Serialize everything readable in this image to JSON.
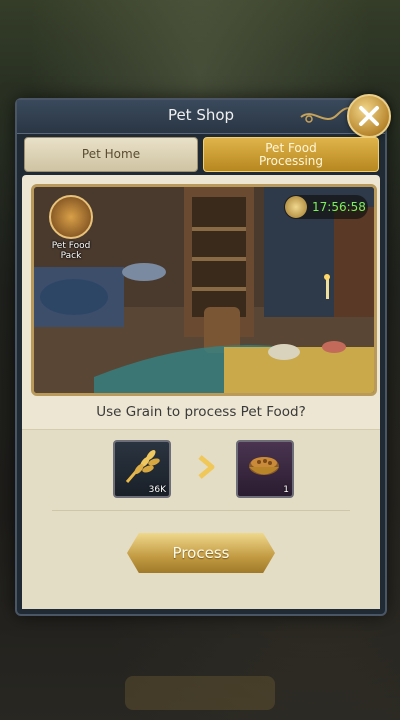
{
  "dialog": {
    "title": "Pet Shop",
    "tabs": [
      {
        "label": "Pet Home",
        "active": false
      },
      {
        "label": "Pet Food Processing",
        "active": true
      }
    ]
  },
  "scene": {
    "pack_label": "Pet Food Pack",
    "timer": "17:56:58"
  },
  "exchange": {
    "question": "Use Grain to process Pet Food?",
    "input": {
      "icon": "grain-icon",
      "count": "36K"
    },
    "output": {
      "icon": "pet-food-bowl-icon",
      "count": "1"
    },
    "button_label": "Process"
  },
  "colors": {
    "accent_gold": "#c29a42",
    "timer_green": "#7cf05a",
    "panel_bg": "#ece6d3",
    "header_bg": "#2a3644"
  }
}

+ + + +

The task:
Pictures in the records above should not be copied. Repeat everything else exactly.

Solution:
Serialize everything readable in this image to JSON.
{
  "dialog": {
    "title": "Pet Shop",
    "tabs": [
      {
        "label": "Pet Home",
        "active": false
      },
      {
        "label": "Pet Food Processing",
        "active": true
      }
    ]
  },
  "scene": {
    "pack_label": "Pet Food Pack",
    "timer": "17:56:58"
  },
  "exchange": {
    "question": "Use Grain to process Pet Food?",
    "input": {
      "icon": "grain-icon",
      "count": "36K"
    },
    "output": {
      "icon": "pet-food-bowl-icon",
      "count": "1"
    },
    "button_label": "Process"
  },
  "colors": {
    "accent_gold": "#c29a42",
    "timer_green": "#7cf05a",
    "panel_bg": "#ece6d3",
    "header_bg": "#2a3644"
  }
}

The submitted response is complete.